Have a great weekend.


suburbancorrespondent said...

Fry bread - when we lived in Monterey, CA, the farmers' market sold the most heavenly pesto fry bread - I still dream about it (and this was, oh, 13 years ago).

I bet those knickers were wool. (That's the first thought that springs into a knitter's brain upon reading about that event.)

mark from alexandria said...

Regarding the coverage of the Iowa caucuses. Obama loses 62 percent of the Democratic vote and is being hailed as the victor! This is a small State that traditionally doesn't mean squat in the bigger picture. I am not particularly settled on any candidate, but this media fawning of Barry (as he was called as a kid) is a bit much for me. It makes one wonder.

Rcihard said...

Why is that gargoyle wearing a tyre?


Anonymous said...

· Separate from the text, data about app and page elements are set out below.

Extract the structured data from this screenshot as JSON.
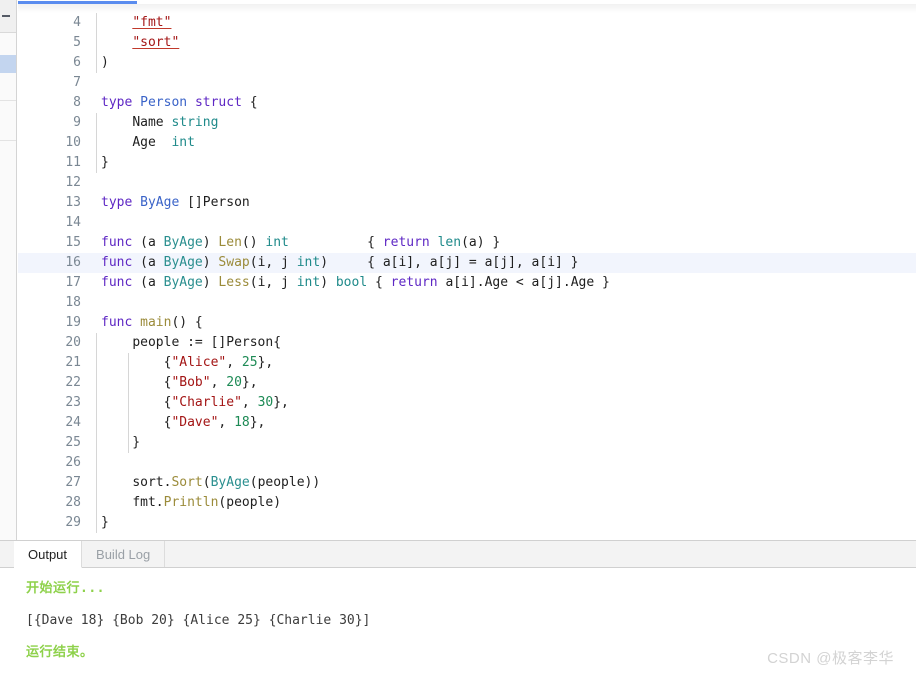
{
  "window": {
    "accent_color": "#5b8def",
    "highlight_line": 16
  },
  "left_rail": {
    "collapse_icon": "minus-icon"
  },
  "editor": {
    "language": "go",
    "first_visible_line": 4,
    "lines": [
      {
        "n": 4,
        "text": "    \"fmt\""
      },
      {
        "n": 5,
        "text": "    \"sort\""
      },
      {
        "n": 6,
        "text": ")"
      },
      {
        "n": 7,
        "text": ""
      },
      {
        "n": 8,
        "text": "type Person struct {"
      },
      {
        "n": 9,
        "text": "    Name string"
      },
      {
        "n": 10,
        "text": "    Age  int"
      },
      {
        "n": 11,
        "text": "}"
      },
      {
        "n": 12,
        "text": ""
      },
      {
        "n": 13,
        "text": "type ByAge []Person"
      },
      {
        "n": 14,
        "text": ""
      },
      {
        "n": 15,
        "text": "func (a ByAge) Len() int          { return len(a) }"
      },
      {
        "n": 16,
        "text": "func (a ByAge) Swap(i, j int)     { a[i], a[j] = a[j], a[i] }"
      },
      {
        "n": 17,
        "text": "func (a ByAge) Less(i, j int) bool { return a[i].Age < a[j].Age }"
      },
      {
        "n": 18,
        "text": ""
      },
      {
        "n": 19,
        "text": "func main() {"
      },
      {
        "n": 20,
        "text": "    people := []Person{"
      },
      {
        "n": 21,
        "text": "        {\"Alice\", 25},"
      },
      {
        "n": 22,
        "text": "        {\"Bob\", 20},"
      },
      {
        "n": 23,
        "text": "        {\"Charlie\", 30},"
      },
      {
        "n": 24,
        "text": "        {\"Dave\", 18},"
      },
      {
        "n": 25,
        "text": "    }"
      },
      {
        "n": 26,
        "text": ""
      },
      {
        "n": 27,
        "text": "    sort.Sort(ByAge(people))"
      },
      {
        "n": 28,
        "text": "    fmt.Println(people)"
      },
      {
        "n": 29,
        "text": "}"
      }
    ]
  },
  "bottom_panel": {
    "tabs": [
      {
        "label": "Output",
        "active": true
      },
      {
        "label": "Build Log",
        "active": false
      }
    ],
    "console": {
      "start_message": "开始运行...",
      "result_line": "[{Dave 18} {Bob 20} {Alice 25} {Charlie 30}]",
      "end_message": "运行结束。",
      "status_color": "#8ed14b"
    }
  },
  "watermark": {
    "text": "CSDN @极客李华"
  }
}
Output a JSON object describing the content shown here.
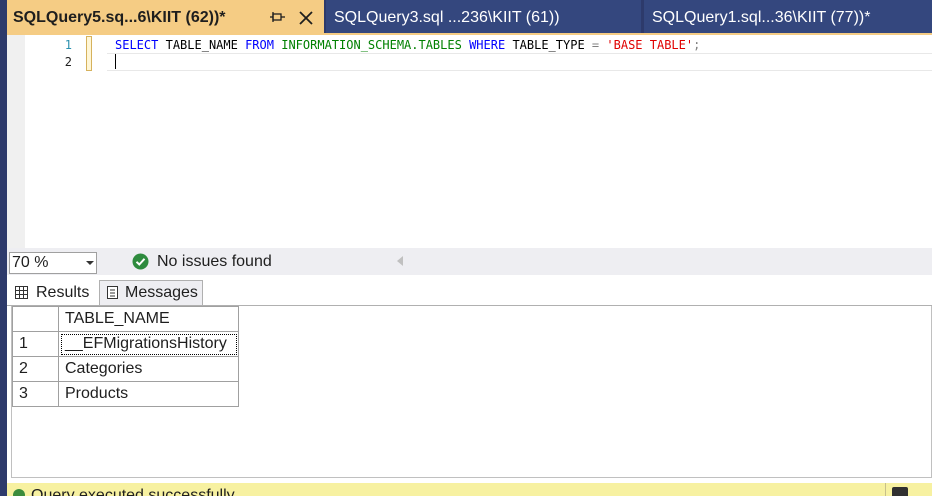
{
  "tabs": [
    {
      "label": "SQLQuery5.sq...6\\KIIT (62))*",
      "active": true
    },
    {
      "label": "SQLQuery3.sql ...236\\KIIT (61))",
      "active": false
    },
    {
      "label": "SQLQuery1.sql...36\\KIIT (77))*",
      "active": false
    }
  ],
  "editor": {
    "line_numbers": [
      "1",
      "2"
    ],
    "code": {
      "select": "SELECT",
      "table_name": "TABLE_NAME",
      "from": "FROM",
      "schema": "INFORMATION_SCHEMA.TABLES",
      "where": "WHERE",
      "table_type": "TABLE_TYPE",
      "eq": "=",
      "literal": "'BASE TABLE'",
      "semicolon": ";"
    }
  },
  "status": {
    "zoom": "70 %",
    "issues": "No issues found"
  },
  "result_tabs": {
    "results": "Results",
    "messages": "Messages"
  },
  "grid": {
    "column_header": "TABLE_NAME",
    "rows": [
      {
        "num": "1",
        "value": "__EFMigrationsHistory"
      },
      {
        "num": "2",
        "value": "Categories"
      },
      {
        "num": "3",
        "value": "Products"
      }
    ]
  },
  "bottom_status": {
    "text": "Query executed successfully."
  },
  "colors": {
    "active_tab": "#f5cc84",
    "inactive_tab": "#34477e",
    "frame": "#2d3a6b",
    "status_bar": "#f7f1a1",
    "keyword": "#0000ff",
    "object": "#008000",
    "string": "#e00000"
  }
}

You know John; I'm beginning to think it's you that has this preoccupation with breasts. I could probably find an article everyday about tea cozies or hand held blenders but each week a fresh story about bosoms....
Keep up the good work!

Candadai Tirumalai said...

The full English breakfast (eggs, bacon, suasage, black pudding, fried bread) was all right in the days when people did a good deal of physical work or were otherwise active but not in these more sedentary times. Even so I know that a good number of places in Oxford continue to serve them.

Henry said...

John: re fried bread:
(1) I've never understood why Americans refer to it as "fry bread". This is not so much a description as an imperative (albeit a very good one). What gives?

(2) Fry or Fried, you can always get it to the right fork-resistancy by mushing into it your fried eggs, fried tomatoes, or, (best of all) your baked beans.

Incidentally a full English was sometimes referred to as "The Full Monty" in honour of Field-Marshal Montgomery, whose favourite pre-battle breakfast it was. I don't know whether this usage survived after the eponymous movie reinvented the meaning...

John Kelly said...

You're right, Richard. That is a tire. I mean, tyre. It must be an all-weather radial that helps the cathedral negotiate turns in the rain.

Henry, I don't know why I said "fry bread." I meant "fried bread." I must have confused it with the NAtive American food known as "fry bread," which, like its English counterpart, is awful for you.

MEB said...

I've read that the Native American "fry bread" originated when the U.S. put the Native Americans on reservations and not letting them off to hunt and gather food the way they traditionally did. So the U.S. started sending them bags of flour and tubs of lard to make food with, which was slightly subtler than giving them blankets infected with smallpox and typhus.

mark, not from alexandria said...

Navajo fry bread is wonderful, albeit eventually deadly.

As for frying bread, I used to cut up pieces of bread and lightly fry them in the drippings from my bacon, to give to the crows. Of course, once the dog (and I) were done, there were precious few left for the crows.